Informal Entrepreneurship and Cross-Border Trade between Zimbabwe and South Africa

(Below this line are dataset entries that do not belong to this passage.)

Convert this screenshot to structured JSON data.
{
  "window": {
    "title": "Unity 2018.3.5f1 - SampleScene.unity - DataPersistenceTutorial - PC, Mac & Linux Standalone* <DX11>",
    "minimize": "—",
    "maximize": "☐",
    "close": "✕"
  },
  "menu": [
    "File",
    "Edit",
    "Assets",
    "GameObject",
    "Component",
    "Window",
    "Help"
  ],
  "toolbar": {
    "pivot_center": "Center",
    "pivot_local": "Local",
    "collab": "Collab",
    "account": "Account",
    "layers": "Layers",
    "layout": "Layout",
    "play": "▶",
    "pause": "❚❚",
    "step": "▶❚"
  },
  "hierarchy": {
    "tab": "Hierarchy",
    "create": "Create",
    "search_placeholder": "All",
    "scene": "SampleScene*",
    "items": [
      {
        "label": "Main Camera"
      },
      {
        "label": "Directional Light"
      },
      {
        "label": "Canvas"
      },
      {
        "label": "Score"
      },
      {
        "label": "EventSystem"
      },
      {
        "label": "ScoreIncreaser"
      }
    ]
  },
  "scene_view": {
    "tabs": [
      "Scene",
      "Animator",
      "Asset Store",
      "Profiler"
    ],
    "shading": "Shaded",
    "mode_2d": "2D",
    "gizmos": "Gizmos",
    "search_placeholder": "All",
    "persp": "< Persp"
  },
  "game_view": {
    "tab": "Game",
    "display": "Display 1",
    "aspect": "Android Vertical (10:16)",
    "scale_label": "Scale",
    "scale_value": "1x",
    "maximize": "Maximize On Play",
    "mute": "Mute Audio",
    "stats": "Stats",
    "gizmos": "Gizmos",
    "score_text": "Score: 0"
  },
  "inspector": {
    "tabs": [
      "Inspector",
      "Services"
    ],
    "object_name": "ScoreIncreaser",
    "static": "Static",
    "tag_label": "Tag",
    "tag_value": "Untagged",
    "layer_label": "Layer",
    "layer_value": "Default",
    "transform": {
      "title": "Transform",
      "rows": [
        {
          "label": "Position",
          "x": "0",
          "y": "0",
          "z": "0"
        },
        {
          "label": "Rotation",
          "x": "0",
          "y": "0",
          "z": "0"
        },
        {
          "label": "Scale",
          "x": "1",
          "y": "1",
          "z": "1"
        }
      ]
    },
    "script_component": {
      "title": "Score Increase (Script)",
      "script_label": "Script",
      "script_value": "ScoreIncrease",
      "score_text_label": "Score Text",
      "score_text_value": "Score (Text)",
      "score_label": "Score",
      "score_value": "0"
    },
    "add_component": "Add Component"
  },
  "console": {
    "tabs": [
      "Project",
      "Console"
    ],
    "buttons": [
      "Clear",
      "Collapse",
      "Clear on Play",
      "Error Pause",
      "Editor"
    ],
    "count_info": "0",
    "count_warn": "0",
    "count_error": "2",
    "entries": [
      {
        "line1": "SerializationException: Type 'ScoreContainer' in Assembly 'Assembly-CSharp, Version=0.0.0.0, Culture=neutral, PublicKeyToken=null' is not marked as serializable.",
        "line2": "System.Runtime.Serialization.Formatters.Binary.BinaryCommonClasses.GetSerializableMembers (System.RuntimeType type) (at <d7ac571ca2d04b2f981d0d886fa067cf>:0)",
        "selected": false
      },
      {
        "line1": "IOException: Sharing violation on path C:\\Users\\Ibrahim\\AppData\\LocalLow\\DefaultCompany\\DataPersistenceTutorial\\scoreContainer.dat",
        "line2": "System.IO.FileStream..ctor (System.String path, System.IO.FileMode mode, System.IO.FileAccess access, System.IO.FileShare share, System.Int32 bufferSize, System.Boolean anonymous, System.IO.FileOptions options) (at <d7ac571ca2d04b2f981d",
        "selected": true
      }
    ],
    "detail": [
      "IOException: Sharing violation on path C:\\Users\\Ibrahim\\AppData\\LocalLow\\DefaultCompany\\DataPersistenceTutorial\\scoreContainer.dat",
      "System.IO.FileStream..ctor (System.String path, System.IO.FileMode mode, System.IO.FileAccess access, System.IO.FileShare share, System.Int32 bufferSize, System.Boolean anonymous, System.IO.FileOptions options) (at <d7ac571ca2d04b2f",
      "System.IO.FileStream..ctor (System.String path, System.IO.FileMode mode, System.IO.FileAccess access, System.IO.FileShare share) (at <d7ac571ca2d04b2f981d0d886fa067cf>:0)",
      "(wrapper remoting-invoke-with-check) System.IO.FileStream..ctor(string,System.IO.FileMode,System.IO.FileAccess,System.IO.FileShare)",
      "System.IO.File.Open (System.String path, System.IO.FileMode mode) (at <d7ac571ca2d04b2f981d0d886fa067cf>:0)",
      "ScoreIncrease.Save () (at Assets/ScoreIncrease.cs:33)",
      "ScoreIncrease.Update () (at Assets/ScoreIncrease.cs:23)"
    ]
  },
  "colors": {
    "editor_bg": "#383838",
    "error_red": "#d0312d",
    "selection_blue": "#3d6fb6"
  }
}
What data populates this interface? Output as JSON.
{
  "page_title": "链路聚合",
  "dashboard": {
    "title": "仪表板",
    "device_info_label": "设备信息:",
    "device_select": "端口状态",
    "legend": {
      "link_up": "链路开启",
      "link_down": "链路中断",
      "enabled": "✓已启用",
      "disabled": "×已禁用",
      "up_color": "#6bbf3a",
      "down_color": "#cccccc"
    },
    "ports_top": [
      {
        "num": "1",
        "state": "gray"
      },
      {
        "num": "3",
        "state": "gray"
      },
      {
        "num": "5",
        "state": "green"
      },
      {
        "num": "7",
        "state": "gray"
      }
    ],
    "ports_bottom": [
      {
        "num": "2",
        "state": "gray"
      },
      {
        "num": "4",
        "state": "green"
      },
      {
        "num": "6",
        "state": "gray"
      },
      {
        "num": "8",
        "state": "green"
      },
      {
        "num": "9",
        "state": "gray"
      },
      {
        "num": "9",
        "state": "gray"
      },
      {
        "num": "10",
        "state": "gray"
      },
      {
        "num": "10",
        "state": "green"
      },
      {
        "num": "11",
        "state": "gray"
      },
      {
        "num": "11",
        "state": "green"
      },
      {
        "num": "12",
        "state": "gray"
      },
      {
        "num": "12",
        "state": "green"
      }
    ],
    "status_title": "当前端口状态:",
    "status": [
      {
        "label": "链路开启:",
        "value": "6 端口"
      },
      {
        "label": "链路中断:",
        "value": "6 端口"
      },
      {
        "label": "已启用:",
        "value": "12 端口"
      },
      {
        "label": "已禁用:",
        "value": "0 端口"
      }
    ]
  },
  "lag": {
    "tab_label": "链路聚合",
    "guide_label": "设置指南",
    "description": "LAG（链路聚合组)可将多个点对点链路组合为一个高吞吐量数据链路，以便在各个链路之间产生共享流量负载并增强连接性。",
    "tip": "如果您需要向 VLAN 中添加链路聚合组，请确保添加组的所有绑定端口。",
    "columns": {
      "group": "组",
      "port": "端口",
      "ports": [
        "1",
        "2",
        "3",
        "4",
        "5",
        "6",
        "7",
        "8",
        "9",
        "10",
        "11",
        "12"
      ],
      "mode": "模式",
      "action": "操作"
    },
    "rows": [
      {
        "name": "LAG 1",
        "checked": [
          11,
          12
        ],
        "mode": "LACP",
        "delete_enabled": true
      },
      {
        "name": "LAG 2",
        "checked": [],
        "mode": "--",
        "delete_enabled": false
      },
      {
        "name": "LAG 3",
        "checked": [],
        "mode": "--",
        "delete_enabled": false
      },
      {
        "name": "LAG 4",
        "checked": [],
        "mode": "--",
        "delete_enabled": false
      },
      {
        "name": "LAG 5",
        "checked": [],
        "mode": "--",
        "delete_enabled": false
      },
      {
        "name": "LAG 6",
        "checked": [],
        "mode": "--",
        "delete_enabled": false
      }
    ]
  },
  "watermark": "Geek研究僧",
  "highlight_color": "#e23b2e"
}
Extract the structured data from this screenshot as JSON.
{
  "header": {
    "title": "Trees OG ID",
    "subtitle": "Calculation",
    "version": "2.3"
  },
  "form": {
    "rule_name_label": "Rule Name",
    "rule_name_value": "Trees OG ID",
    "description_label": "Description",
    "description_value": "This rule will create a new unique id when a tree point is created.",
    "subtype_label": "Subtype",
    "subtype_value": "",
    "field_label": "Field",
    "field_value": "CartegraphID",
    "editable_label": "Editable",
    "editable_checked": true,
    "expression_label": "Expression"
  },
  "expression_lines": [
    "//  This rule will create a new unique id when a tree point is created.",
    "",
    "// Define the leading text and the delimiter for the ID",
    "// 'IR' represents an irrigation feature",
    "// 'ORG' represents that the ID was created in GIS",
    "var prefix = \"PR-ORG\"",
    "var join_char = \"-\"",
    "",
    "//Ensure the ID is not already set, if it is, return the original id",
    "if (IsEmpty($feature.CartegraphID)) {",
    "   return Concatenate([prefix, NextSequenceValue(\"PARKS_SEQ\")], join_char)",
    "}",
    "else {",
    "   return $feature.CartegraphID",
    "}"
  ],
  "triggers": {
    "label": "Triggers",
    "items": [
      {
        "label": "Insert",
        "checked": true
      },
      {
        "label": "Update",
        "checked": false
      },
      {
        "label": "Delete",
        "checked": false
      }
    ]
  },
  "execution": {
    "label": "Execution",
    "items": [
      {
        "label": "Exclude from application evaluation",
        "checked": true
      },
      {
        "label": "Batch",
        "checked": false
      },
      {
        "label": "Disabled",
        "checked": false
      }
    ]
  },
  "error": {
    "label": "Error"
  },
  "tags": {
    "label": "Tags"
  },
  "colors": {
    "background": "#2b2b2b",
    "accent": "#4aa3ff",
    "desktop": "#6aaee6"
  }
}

Zimbabwe has witnessed the rapid expansion of informal cross-border trading (ICBT) with neighbouring countries over the past two decades. Beginning in the mid-1990s when the country embarked on its Economic Structural Adjustment Programme (ESAP), a large number of people were forced into informal employment through worsening economic conditions and the decline in formal sector jobs. The country’s post-2000 economic collapse resulted in the closure of many industries and created market opportunities for the further expansion of ICBT. This report, part of SAMP’s Growing Informal Cities series, sought to provide a current picture of ICBT in Zimbabwe by interviewing a sample of 514 Harare-based informal entrepreneurs involved in cross-border trading with South Africa. Traders who met the following criteria were selected for interview: (a) trading in the informal sector and not registered for tax purposes; (b) in operation for at least a year to allow for a retrospective analysis of start-up, problems and opportunities; and (c) conducting business primarily between Harare and Johannesburg. In addition, 24 in-depth interviews as well as two focus group discussions were held with the cross-border traders in Harare.